Just a few minutes prior to my H2O disaster, a little girl with uncombed hair and a milkshake mustache had offered kindness to a young man working hard at his job. When he made a mistake, she stepped into the mess with him by letting him know she makes mistakes too. Little did I know, he would offer kindness back to me when I was in need of a little compassion and understanding.
We are all just waiting for someone to notice—notice our pain, notice our scars, notice our fear, notice our joy, notice our triumphs, notice our courage.
And the one who notices is a rare and beautiful gift.
I’d once written those words about Avery and her perceptive way of seeing the world and those around her. But in that moment, I knew there was more to that theory:
The one who notices and responds with empathy can create a ripple effect. Because compassion spreads … compassion is contagious.
I suddenly faced an uncomfortable truth about myself. I know how important it is to respond with empathy, but in my daily life I often forget the power of compassion. Among the busyness and the hurry, honest mistakes became bigger deals than they actually are. Among the daily distractions and pressures, small blunders are treated like major catastrophes. How easy it is to sigh with exasperation as if my whole day is ruined by one tiny mistake that might inconvenience my life for a whole two minutes. How easy it is to forget that I make mistakes too.

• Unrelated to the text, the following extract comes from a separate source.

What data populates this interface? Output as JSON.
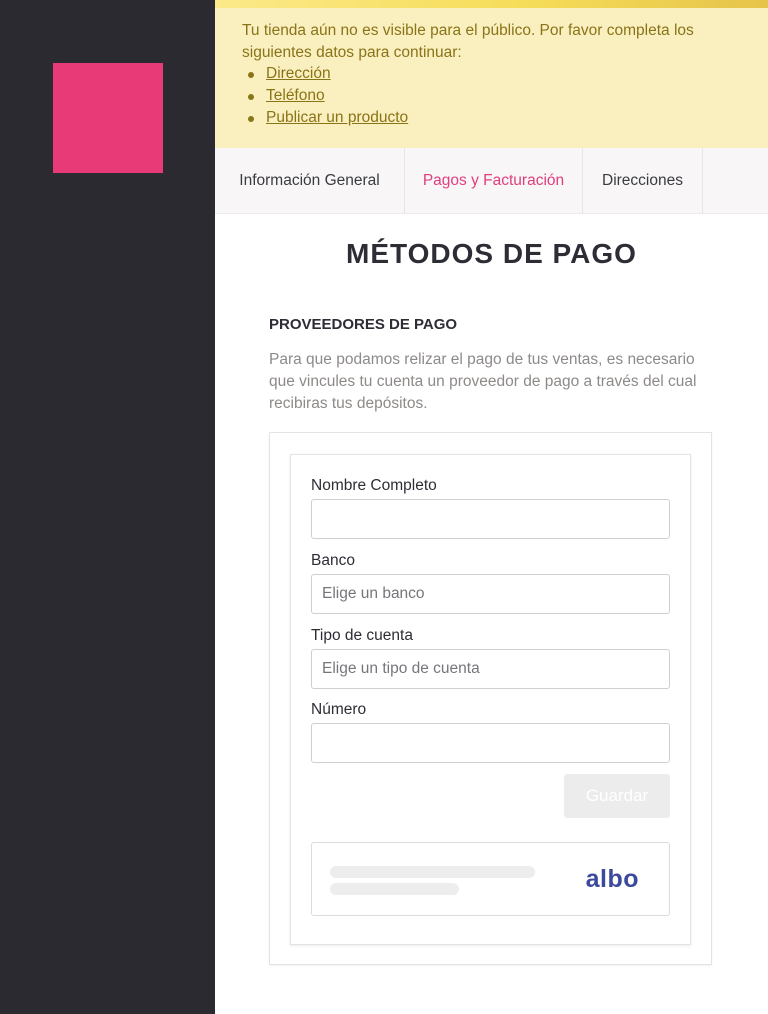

As Avery and I walked hand in hand through the restaurant parking lot, it was clear why I felt so inclined to pay attention that day. It was so I could write the following manifesto and try my best to live it each and every day I am blessed to be alive:

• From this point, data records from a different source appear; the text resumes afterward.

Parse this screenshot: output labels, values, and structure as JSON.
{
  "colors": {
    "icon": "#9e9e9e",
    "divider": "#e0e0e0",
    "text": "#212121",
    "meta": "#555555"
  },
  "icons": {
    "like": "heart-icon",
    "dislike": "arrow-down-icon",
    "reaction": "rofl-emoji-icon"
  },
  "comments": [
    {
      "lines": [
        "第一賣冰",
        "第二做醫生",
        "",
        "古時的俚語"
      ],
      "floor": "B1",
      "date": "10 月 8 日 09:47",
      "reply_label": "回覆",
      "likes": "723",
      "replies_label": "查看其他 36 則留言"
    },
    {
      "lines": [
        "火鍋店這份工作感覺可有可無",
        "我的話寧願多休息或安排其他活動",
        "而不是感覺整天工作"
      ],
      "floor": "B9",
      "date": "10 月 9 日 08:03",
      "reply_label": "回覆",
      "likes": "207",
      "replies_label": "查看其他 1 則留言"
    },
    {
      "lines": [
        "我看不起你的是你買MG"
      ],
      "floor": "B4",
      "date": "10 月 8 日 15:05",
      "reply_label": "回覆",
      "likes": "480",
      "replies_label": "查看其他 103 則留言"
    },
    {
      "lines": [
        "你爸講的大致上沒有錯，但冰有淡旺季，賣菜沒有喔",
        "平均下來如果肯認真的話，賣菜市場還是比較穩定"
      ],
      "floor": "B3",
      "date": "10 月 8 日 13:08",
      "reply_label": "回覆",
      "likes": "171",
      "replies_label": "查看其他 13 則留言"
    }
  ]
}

Let us notice each other’s pain and ambivalence.
Even if we are different.
Even if we don’t wear the same clothes.
Even if we don’t have the same job or the same IQ.

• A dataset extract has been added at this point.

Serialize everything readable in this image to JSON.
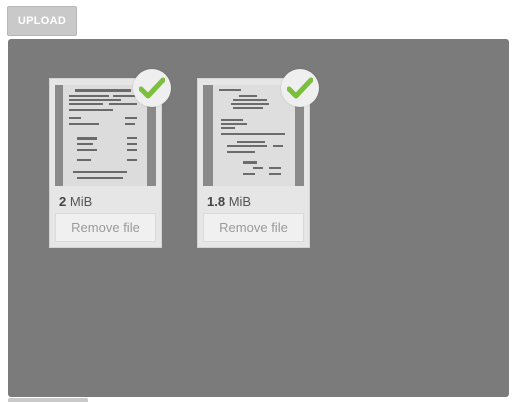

Because in our hearts, we are more alike than we are different.
Let us acknowledge each other’s slip-ups and failures with compassion and grace.
Even if it does cause a mess.
Even if it takes a moment of our time.
Even if it’s the last thing we feel like doing.
Because in our eyes, we are all just looking for someone to stand beside us in our mess.
Let us respond with patience to the mistakes of our children.
Even if we’ve never made such a mistake.
Even if we saw it coming.
Even if we are at our wit’s end.
Because in our memory banks, we can all remember standing in the school cafeteria with the eyes of judgment upon us.
Let us notice when someone is struggling to get it right, fit in, or please.
Even if it’s not perfect.
Even if their hands shake.
Even if someone else does it far better.
Because in our souls, we are all hungry for acceptance.
Today my goal is to take a page from Avery’s book:
to rejoice in the day ahead
to notice and respond compassionately to efforts and emotions
to let no one stand alone in their mess by saying, “That happens to me too.”
Will you join me? I believe these aspirations, carried out individually and collectively, have the power to heal what ails the world.
The story you just read is an excerpt from my second book, HANDS FREE LIFE. Through truthful storytelling and nine life-changing Habit Builders, I show readers how to respond to their loved ones and themselves with more patience, presence, acceptance, and love despite daily distractions and societal pressures. Gifting someone with one of my books is a huge blessing to me. It helps my publisher know my work is valued and should continue. I have also written HANDS FREE MAMA which answers the questions many people ask after visiting my site such as, “How do let go of my distractions and scale back my over-scheduled life?” and “How can I find my long-lost joy?” My third book, ONLY LOVE TODAY: Reminders to Breathe More, Stress Less, and Choose Love, releases on 3/7 and is currently available for pre-order.
For other meaningful and unique gifts for the holidays, please check out the leather bracelets, metal cuffs, hand-lettered prints, and vintage t-shirts in the Hands Free Shop — they are excellent visual reminders that love makes good things possible. Thank you for being part of The Hands Free Revolution community. I cherish your love and support.